During this global health crisis, Dr. Ann Kellams shares her thoughts on being part of a dedicated community of medical professionals. Dr. Kellams is Professor of Pediatrics and Vice-Chair of Clinical Affairs for the Department of Pediatrics at the School of Medicine at the University of Virginia. She helped bring to UVA The Healer’s Art, a course for medical students about humanism and meaning in medicine, and has been teaching on these topics since 2004.
We welcome your thoughts below.
When I was originally asked to write a piece for Thoughts From the Lawn about meaning in medicine, I felt very honored and was thinking of talking about why I always wanted to be a doctor, and in particular, about what drew me to pediatrics. I also considered writing about how I came to be involved in research related to breastfeeding and safe infant sleep and why that is so important, or perhaps about what a privilege it is to accompany families on their “journeys” as they become new parents and welcome new babies into the world. When I was originally asked to write a piece, I was not aware of nor do I think any of us could have imagined how our worlds would change in just a matter of days as we face the global COVID-19 pandemic. As I write this, though, I realize that there is no better example of the meaning and importance of our work.
As physicians and other health care providers, we come to our profession of service often from a deep sense of wanting to make a difference in the world, hoping to use our intellect and skills to help care for people, and using science and technology as well as our humanity to treat and cure conditions so people can be healthy and live their best lives. This meaning in medicine, what brings us to this work and keeps us doing this work, is summed up by one of my mentors, Dr. Rachel Naomi Remen, as the “service of life.” This sense of service anchors us and keeps us grounded in the midst of the chaos, paperwork, prior authorizations, and long hours both seeing patients and documenting in the electronic medical record, on a regular day.
Now, in this unprecedented time of uncertainty, fear, concern for running out of resources such as ventilators and protective equipment and for our own safety as a result of the pandemic, I am witnessing examples of the expressions of the meaning of our work by the droves.
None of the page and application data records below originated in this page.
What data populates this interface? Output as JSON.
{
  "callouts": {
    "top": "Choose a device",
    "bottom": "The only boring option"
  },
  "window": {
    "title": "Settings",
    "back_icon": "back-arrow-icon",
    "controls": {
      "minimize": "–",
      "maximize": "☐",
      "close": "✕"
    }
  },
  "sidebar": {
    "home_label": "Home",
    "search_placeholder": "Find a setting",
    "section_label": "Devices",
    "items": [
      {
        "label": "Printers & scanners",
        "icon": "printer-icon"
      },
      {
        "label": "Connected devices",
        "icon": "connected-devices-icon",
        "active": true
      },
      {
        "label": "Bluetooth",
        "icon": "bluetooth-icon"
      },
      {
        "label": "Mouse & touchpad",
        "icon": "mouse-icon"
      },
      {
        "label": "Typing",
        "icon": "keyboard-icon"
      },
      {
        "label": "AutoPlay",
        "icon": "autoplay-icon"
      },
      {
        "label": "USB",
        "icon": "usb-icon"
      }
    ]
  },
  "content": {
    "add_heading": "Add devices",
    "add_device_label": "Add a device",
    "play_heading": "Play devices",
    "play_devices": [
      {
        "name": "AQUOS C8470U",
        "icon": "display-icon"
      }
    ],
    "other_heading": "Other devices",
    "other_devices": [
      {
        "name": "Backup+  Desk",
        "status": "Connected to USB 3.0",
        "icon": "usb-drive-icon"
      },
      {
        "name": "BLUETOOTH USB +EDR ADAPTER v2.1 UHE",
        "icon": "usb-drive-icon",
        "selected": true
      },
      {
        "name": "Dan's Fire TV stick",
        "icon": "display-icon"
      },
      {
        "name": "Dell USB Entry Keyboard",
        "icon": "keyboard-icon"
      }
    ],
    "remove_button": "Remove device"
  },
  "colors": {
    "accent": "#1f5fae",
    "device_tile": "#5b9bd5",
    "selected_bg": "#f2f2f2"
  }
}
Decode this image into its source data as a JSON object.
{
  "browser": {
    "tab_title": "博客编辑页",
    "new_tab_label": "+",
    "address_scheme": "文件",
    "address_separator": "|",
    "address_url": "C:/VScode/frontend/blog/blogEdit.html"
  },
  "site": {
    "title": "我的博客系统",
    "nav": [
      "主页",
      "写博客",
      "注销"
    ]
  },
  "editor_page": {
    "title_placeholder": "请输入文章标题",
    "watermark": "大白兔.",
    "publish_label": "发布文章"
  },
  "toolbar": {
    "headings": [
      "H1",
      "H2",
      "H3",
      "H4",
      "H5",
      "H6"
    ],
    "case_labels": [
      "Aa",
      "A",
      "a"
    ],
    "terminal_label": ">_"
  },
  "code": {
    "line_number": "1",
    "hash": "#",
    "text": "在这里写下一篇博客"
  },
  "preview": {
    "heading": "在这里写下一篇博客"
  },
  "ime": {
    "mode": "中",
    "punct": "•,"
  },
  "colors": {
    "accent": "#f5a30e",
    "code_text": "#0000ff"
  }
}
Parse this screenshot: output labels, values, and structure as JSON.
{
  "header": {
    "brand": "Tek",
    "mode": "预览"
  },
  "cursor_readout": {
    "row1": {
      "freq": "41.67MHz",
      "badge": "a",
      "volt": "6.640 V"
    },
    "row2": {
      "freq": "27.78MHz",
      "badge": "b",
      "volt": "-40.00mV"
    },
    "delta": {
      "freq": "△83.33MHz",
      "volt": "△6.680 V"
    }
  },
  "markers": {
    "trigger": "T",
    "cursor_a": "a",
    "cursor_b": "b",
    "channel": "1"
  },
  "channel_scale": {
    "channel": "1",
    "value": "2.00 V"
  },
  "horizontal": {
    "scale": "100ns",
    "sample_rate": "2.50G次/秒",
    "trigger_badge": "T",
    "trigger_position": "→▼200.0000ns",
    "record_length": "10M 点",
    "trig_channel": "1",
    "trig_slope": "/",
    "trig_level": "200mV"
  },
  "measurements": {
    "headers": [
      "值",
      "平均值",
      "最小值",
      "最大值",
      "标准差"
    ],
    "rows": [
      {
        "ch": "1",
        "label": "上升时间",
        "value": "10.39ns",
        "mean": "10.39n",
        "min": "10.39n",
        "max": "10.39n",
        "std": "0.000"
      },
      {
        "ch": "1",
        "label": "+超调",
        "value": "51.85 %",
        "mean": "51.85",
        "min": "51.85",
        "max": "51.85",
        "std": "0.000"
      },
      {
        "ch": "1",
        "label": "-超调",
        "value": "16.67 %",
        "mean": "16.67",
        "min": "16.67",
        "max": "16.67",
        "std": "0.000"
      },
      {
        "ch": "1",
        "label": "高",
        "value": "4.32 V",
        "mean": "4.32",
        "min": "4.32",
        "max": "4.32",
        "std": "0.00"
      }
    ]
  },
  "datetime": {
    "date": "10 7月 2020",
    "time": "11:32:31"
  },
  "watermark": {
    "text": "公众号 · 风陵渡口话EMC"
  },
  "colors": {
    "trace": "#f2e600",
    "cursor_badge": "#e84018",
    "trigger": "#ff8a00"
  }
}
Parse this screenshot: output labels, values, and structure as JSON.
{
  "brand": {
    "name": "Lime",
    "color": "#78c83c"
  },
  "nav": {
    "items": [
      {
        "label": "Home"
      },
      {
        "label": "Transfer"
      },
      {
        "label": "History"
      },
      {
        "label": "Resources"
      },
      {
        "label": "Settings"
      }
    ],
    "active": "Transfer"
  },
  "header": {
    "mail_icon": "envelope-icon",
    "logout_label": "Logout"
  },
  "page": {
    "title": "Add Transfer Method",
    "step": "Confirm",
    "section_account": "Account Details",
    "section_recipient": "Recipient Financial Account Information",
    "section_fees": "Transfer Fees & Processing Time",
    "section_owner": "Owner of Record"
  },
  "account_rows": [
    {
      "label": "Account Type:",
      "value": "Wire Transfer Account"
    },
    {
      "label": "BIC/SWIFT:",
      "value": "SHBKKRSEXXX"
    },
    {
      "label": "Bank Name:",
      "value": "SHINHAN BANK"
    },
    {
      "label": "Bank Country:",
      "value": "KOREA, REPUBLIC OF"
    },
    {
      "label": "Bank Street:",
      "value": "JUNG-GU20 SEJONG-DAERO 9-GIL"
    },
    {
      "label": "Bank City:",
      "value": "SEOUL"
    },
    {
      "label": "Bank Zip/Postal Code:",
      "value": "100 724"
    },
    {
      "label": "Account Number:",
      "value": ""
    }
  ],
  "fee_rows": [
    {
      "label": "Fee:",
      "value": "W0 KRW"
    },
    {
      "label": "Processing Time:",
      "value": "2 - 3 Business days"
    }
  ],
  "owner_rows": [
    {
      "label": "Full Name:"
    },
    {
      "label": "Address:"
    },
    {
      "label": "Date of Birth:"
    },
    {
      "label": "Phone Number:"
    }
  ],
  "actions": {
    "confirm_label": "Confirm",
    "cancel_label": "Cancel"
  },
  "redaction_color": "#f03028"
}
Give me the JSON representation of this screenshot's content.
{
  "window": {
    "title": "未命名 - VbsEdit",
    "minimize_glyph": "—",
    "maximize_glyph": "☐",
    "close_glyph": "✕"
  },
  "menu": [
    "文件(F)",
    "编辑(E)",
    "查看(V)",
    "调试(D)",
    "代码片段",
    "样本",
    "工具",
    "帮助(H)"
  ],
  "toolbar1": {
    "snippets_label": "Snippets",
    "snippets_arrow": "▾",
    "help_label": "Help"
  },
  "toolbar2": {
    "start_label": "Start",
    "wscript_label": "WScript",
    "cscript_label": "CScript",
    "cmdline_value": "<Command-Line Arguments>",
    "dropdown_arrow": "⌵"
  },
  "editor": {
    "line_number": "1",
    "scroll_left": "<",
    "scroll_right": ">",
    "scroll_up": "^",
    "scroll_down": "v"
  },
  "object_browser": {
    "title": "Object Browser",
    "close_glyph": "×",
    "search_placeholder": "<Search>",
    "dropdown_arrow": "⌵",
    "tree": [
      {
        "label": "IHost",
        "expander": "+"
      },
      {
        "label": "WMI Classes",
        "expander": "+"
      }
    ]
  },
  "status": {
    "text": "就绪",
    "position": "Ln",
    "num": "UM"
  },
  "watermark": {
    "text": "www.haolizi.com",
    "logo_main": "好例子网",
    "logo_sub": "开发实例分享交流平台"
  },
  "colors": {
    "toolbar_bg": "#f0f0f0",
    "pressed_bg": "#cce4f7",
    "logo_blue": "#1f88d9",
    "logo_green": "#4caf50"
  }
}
At every level, I have seen the kindness of humanity, the commitment of our workforce, the flexibility of leadership and frontline caregivers, and the appreciation from our community and those we care for. Within a few days, all of our meetings were converted to virtual platforms, and a special COVID-19 Clinic was created from the ground up, displacing other clinical services who complied without complaint. Emergency discussions have been announced just hours before they take place, and have been conducted with 100% attendance. COVID-19 Clinic slots for this additional daily clinical operation (8 am-8 pm, 7 days/week) were instantly filled with volunteer physicians both adult and pediatric, and when the decision was made to double the adult providers for each shift, those were filled too. Working in this clinic myself, I have witnessed the caring and compassion of all of the staff as they field a multitude of questions from worried patients and family members and clinical staff and get those who need higher levels of care to the right place.
Many members of our health care community have been taking personal time to dispel rumors and myths and provide evidence-based information on social media. Volunteers who are willing to provide child care so nurses and doctors and pharmacists and respiratory therapists, etc. can still come to work have stepped up. Colleagues are committing to working extra shifts and overnight call so that those who are older in age or are immunocompromised can be protected. Clinics have adapted within a few days to a different type of triaging and scheduling the use of telemedicine services. Hospital protocols have had to be changed by the day, and staff is committed to not only keeping up with the changes but also communicating them in a caring way to the families and loved ones. Leaders have been walking around to check on everyone and expressing gratitude and optimism at every opportunity.
At no time in my life have I been more proud to be a physician. I have the privilege of working alongside a team that reminds me daily of the meaning and importance of this work.
The Thoughts From the Lawn (TFTL) blog is published by Lifetime Learning at the University of Virginia’s (UVA) Office of Engagement. This platform features UVA faculty and staff articles for the benefit of UVA’s alumni, parents, and friends. The views expressed in TFTL blog posts reflect the views of the authors and not those of Lifetime Learning. Lifetime Learning reviews the content and links in each article before publication; however, we take no responsibility for inaccurate information and/or links that lead to post-publication, unintended sites. Lifetime Learning is not responsible and will not be held liable for blog comments and reserves the right to remove malicious or mean-spirited responses.